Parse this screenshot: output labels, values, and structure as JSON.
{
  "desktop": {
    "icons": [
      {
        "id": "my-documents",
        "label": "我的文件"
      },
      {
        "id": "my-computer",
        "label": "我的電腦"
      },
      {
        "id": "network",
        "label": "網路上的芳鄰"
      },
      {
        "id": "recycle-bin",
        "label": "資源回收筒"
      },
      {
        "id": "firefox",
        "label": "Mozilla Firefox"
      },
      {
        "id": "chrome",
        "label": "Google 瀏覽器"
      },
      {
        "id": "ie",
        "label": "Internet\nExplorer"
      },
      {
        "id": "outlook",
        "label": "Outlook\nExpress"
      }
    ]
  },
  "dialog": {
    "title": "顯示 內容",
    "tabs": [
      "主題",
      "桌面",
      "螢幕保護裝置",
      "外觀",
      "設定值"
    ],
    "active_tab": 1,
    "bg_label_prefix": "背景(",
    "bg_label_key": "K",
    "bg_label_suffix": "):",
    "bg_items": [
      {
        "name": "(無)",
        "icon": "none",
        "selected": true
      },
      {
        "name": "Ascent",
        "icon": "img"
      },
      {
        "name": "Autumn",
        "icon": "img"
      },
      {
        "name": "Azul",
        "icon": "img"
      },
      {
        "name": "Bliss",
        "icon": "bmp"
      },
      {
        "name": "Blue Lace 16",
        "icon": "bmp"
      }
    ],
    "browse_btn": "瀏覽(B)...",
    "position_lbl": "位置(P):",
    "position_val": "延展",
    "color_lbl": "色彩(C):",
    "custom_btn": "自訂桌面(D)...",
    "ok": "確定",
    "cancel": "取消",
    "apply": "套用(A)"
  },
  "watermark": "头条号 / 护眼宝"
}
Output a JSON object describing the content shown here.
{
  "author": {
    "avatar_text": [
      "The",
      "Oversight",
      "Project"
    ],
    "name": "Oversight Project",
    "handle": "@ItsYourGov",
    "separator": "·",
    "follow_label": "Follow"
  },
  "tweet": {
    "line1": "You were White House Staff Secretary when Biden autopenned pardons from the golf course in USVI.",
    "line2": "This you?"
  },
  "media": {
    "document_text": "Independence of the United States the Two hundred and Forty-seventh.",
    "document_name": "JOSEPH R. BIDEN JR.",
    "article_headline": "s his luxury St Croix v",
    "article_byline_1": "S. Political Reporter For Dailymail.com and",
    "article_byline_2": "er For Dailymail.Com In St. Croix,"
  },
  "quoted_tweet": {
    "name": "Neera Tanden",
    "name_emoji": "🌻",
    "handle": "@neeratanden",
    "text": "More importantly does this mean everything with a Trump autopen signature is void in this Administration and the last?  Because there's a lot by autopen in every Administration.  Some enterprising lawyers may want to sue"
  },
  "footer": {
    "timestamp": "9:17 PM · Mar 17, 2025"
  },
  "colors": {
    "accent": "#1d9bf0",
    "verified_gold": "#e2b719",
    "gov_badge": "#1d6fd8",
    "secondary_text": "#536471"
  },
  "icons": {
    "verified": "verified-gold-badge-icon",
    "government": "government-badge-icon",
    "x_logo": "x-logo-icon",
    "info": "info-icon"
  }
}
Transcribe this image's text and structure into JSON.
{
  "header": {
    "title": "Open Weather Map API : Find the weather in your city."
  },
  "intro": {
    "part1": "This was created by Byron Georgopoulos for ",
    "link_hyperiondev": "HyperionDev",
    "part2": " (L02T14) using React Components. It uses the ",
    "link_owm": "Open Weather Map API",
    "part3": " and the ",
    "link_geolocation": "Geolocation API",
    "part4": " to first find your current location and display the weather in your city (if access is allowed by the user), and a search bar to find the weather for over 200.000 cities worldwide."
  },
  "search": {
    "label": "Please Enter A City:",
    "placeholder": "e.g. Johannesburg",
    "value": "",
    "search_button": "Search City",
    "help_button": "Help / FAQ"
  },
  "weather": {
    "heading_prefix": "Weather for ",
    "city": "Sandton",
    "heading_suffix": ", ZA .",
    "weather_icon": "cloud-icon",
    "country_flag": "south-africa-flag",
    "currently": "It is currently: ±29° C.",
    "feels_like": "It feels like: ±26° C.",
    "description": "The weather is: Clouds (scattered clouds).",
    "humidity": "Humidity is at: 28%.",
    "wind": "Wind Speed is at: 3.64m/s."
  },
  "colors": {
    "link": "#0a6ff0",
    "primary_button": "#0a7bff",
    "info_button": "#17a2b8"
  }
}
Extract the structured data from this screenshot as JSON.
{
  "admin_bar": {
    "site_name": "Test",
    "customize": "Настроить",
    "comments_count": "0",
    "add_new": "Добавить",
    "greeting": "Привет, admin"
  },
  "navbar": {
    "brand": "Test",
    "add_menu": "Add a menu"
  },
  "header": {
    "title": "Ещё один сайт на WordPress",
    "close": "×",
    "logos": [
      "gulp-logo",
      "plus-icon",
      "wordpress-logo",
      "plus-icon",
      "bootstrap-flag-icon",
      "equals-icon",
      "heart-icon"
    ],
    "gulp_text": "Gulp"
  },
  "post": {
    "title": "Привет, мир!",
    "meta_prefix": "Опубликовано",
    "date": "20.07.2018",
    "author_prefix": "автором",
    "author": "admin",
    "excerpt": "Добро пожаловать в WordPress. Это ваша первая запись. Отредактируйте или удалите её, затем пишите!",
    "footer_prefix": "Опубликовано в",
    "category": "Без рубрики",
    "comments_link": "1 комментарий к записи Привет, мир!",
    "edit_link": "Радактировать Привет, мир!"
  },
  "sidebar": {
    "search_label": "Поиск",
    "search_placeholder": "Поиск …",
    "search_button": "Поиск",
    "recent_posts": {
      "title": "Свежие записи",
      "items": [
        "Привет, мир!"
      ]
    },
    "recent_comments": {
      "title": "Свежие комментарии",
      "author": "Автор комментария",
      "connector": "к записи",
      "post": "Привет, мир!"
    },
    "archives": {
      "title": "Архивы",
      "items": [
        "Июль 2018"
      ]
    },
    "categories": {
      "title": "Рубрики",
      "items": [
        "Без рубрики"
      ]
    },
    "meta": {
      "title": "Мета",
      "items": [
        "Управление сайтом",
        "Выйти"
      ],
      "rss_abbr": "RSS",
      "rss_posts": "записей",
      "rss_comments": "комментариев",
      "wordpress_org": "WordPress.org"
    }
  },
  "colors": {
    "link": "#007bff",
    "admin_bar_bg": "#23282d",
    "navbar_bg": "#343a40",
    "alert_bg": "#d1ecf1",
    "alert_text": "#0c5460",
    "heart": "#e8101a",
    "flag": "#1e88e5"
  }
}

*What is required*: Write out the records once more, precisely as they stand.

*Task output*:
Parse this screenshot: output labels, values, and structure as JSON.
{
  "desktop": {
    "icons": [
      {
        "id": "my-documents",
        "label": "我的文件"
      },
      {
        "id": "my-computer",
        "label": "我的電腦"
      },
      {
        "id": "network",
        "label": "網路上的芳鄰"
      },
      {
        "id": "recycle-bin",
        "label": "資源回收筒"
      },
      {
        "id": "firefox",
        "label": "Mozilla Firefox"
      },
      {
        "id": "chrome",
        "label": "Google 瀏覽器"
      },
      {
        "id": "ie",
        "label": "Internet\nExplorer"
      },
      {
        "id": "outlook",
        "label": "Outlook\nExpress"
      }
    ]
  },
  "dialog": {
    "title": "顯示 內容",
    "tabs": [
      "主題",
      "桌面",
      "螢幕保護裝置",
      "外觀",
      "設定值"
    ],
    "active_tab": 1,
    "bg_label_prefix": "背景(",
    "bg_label_key": "K",
    "bg_label_suffix": "):",
    "bg_items": [
      {
        "name": "(無)",
        "icon": "none",
        "selected": true
      },
      {
        "name": "Ascent",
        "icon": "img"
      },
      {
        "name": "Autumn",
        "icon": "img"
      },
      {
        "name": "Azul",
        "icon": "img"
      },
      {
        "name": "Bliss",
        "icon": "bmp"
      },
      {
        "name": "Blue Lace 16",
        "icon": "bmp"
      }
    ],
    "browse_btn": "瀏覽(B)...",
    "position_lbl": "位置(P):",
    "position_val": "延展",
    "color_lbl": "色彩(C):",
    "custom_btn": "自訂桌面(D)...",
    "ok": "確定",
    "cancel": "取消",
    "apply": "套用(A)"
  },
  "watermark": "头条号 / 护眼宝"
}
Output a JSON object describing the content shown here.
{
  "author": {
    "avatar_text": [
      "The",
      "Oversight",
      "Project"
    ],
    "name": "Oversight Project",
    "handle": "@ItsYourGov",
    "separator": "·",
    "follow_label": "Follow"
  },
  "tweet": {
    "line1": "You were White House Staff Secretary when Biden autopenned pardons from the golf course in USVI.",
    "line2": "This you?"
  },
  "media": {
    "document_text": "Independence of the United States the Two hundred and Forty-seventh.",
    "document_name": "JOSEPH R. BIDEN JR.",
    "article_headline": "s his luxury St Croix v",
    "article_byline_1": "S. Political Reporter For Dailymail.com and",
    "article_byline_2": "er For Dailymail.Com In St. Croix,"
  },
  "quoted_tweet": {
    "name": "Neera Tanden",
    "name_emoji": "🌻",
    "handle": "@neeratanden",
    "text": "More importantly does this mean everything with a Trump autopen signature is void in this Administration and the last?  Because there's a lot by autopen in every Administration.  Some enterprising lawyers may want to sue"
  },
  "footer": {
    "timestamp": "9:17 PM · Mar 17, 2025"
  },
  "colors": {
    "accent": "#1d9bf0",
    "verified_gold": "#e2b719",
    "gov_badge": "#1d6fd8",
    "secondary_text": "#536471"
  },
  "icons": {
    "verified": "verified-gold-badge-icon",
    "government": "government-badge-icon",
    "x_logo": "x-logo-icon",
    "info": "info-icon"
  }
}
Transcribe this image's text and structure into JSON.
{
  "header": {
    "title": "Open Weather Map API : Find the weather in your city."
  },
  "intro": {
    "part1": "This was created by Byron Georgopoulos for ",
    "link_hyperiondev": "HyperionDev",
    "part2": " (L02T14) using React Components. It uses the ",
    "link_owm": "Open Weather Map API",
    "part3": " and the ",
    "link_geolocation": "Geolocation API",
    "part4": " to first find your current location and display the weather in your city (if access is allowed by the user), and a search bar to find the weather for over 200.000 cities worldwide."
  },
  "search": {
    "label": "Please Enter A City:",
    "placeholder": "e.g. Johannesburg",
    "value": "",
    "search_button": "Search City",
    "help_button": "Help / FAQ"
  },
  "weather": {
    "heading_prefix": "Weather for ",
    "city": "Sandton",
    "heading_suffix": ", ZA .",
    "weather_icon": "cloud-icon",
    "country_flag": "south-africa-flag",
    "currently": "It is currently: ±29° C.",
    "feels_like": "It feels like: ±26° C.",
    "description": "The weather is: Clouds (scattered clouds).",
    "humidity": "Humidity is at: 28%.",
    "wind": "Wind Speed is at: 3.64m/s."
  },
  "colors": {
    "link": "#0a6ff0",
    "primary_button": "#0a7bff",
    "info_button": "#17a2b8"
  }
}
Extract the structured data from this screenshot as JSON.
{
  "admin_bar": {
    "site_name": "Test",
    "customize": "Настроить",
    "comments_count": "0",
    "add_new": "Добавить",
    "greeting": "Привет, admin"
  },
  "navbar": {
    "brand": "Test",
    "add_menu": "Add a menu"
  },
  "header": {
    "title": "Ещё один сайт на WordPress",
    "close": "×",
    "logos": [
      "gulp-logo",
      "plus-icon",
      "wordpress-logo",
      "plus-icon",
      "bootstrap-flag-icon",
      "equals-icon",
      "heart-icon"
    ],
    "gulp_text": "Gulp"
  },
  "post": {
    "title": "Привет, мир!",
    "meta_prefix": "Опубликовано",
    "date": "20.07.2018",
    "author_prefix": "автором",
    "author": "admin",
    "excerpt": "Добро пожаловать в WordPress. Это ваша первая запись. Отредактируйте или удалите её, затем пишите!",
    "footer_prefix": "Опубликовано в",
    "category": "Без рубрики",
    "comments_link": "1 комментарий к записи Привет, мир!",
    "edit_link": "Радактировать Привет, мир!"
  },
  "sidebar": {
    "search_label": "Поиск",
    "search_placeholder": "Поиск …",
    "search_button": "Поиск",
    "recent_posts": {
      "title": "Свежие записи",
      "items": [
        "Привет, мир!"
      ]
    },
    "recent_comments": {
      "title": "Свежие комментарии",
      "author": "Автор комментария",
      "connector": "к записи",
      "post": "Привет, мир!"
    },
    "archives": {
      "title": "Архивы",
      "items": [
        "Июль 2018"
      ]
    },
    "categories": {
      "title": "Рубрики",
      "items": [
        "Без рубрики"
      ]
    },
    "meta": {
      "title": "Мета",
      "items": [
        "Управление сайтом",
        "Выйти"
      ],
      "rss_abbr": "RSS",
      "rss_posts": "записей",
      "rss_comments": "комментариев",
      "wordpress_org": "WordPress.org"
    }
  },
  "colors": {
    "link": "#007bff",
    "admin_bar_bg": "#23282d",
    "navbar_bg": "#343a40",
    "alert_bg": "#d1ecf1",
    "alert_text": "#0c5460",
    "heart": "#e8101a",
    "flag": "#1e88e5"
  }
}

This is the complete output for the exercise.